▶ _Extracted data_:
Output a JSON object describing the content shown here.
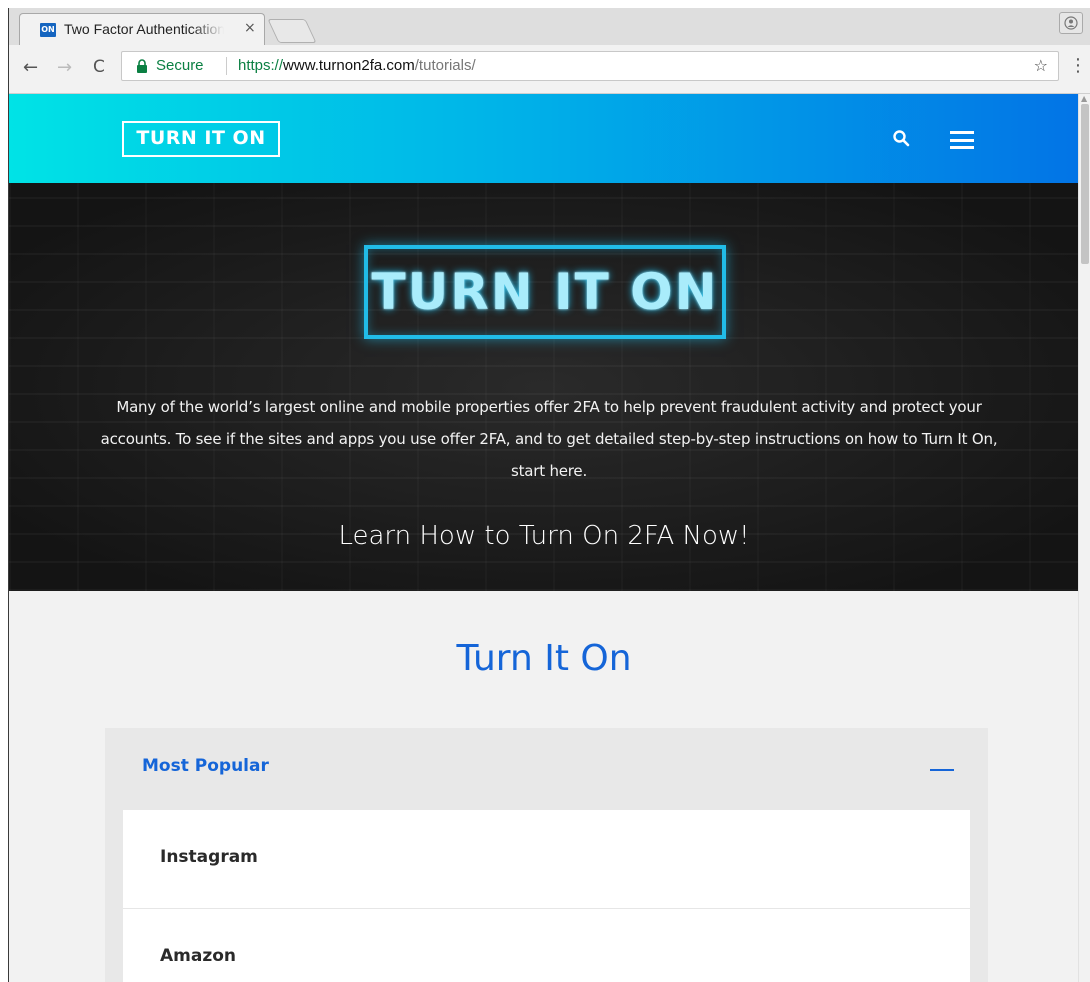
{
  "browser": {
    "tab": {
      "favicon": "ON",
      "title": "Two Factor Authentication",
      "close": "×"
    },
    "toolbar": {
      "back": "←",
      "forward": "→",
      "reload": "C",
      "secure_label": "Secure",
      "url_scheme": "https://",
      "url_host": "www.turnon2fa.com",
      "url_path": "/tutorials/",
      "bookmark": "☆",
      "menu": "⋮"
    }
  },
  "header": {
    "logo": "TURN IT ON",
    "icons": [
      "search-icon",
      "hamburger-menu-icon"
    ],
    "gradient_colors": [
      "#00e3e6",
      "#0274e6"
    ]
  },
  "hero": {
    "logo": "TURN IT ON",
    "description": "Many of the world’s largest online and mobile properties offer 2FA to help prevent fraudulent activity and protect your accounts. To see if the sites and apps you use offer 2FA, and to get detailed step-by-step instructions on how to Turn It On, start here.",
    "cta": "Learn How to Turn On 2FA Now!"
  },
  "main": {
    "title": "Turn It On",
    "accordion": {
      "title": "Most Popular",
      "toggle": "—",
      "items": [
        "Instagram",
        "Amazon"
      ]
    }
  },
  "colors": {
    "accent": "#1565d8",
    "neon": "#21bce8"
  }
}
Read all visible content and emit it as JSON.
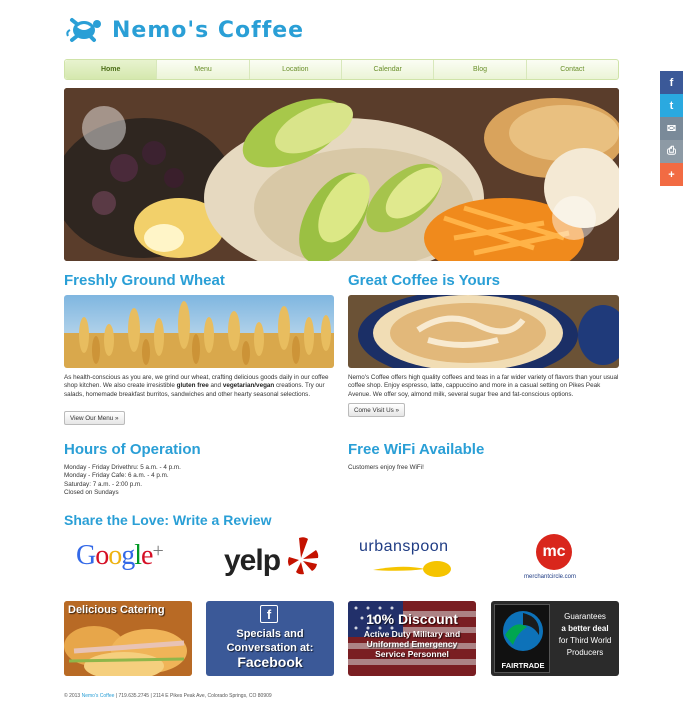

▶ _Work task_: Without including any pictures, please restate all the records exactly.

▶ _Exercise result_:
Output a JSON object describing the content shown here.
{
  "browser": {
    "tab": {
      "favicon": "ON",
      "title": "Two Factor Authentication",
      "close": "×"
    },
    "toolbar": {
      "back": "←",
      "forward": "→",
      "reload": "C",
      "secure_label": "Secure",
      "url_scheme": "https://",
      "url_host": "www.turnon2fa.com",
      "url_path": "/tutorials/",
      "bookmark": "☆",
      "menu": "⋮"
    }
  },
  "header": {
    "logo": "TURN IT ON",
    "icons": [
      "search-icon",
      "hamburger-menu-icon"
    ],
    "gradient_colors": [
      "#00e3e6",
      "#0274e6"
    ]
  },
  "hero": {
    "logo": "TURN IT ON",
    "description": "Many of the world’s largest online and mobile properties offer 2FA to help prevent fraudulent activity and protect your accounts. To see if the sites and apps you use offer 2FA, and to get detailed step-by-step instructions on how to Turn It On, start here.",
    "cta": "Learn How to Turn On 2FA Now!"
  },
  "main": {
    "title": "Turn It On",
    "accordion": {
      "title": "Most Popular",
      "toggle": "—",
      "items": [
        "Instagram",
        "Amazon"
      ]
    }
  },
  "colors": {
    "accent": "#1565d8",
    "neon": "#21bce8"
  }
}
Read all visible content and emit it as JSON.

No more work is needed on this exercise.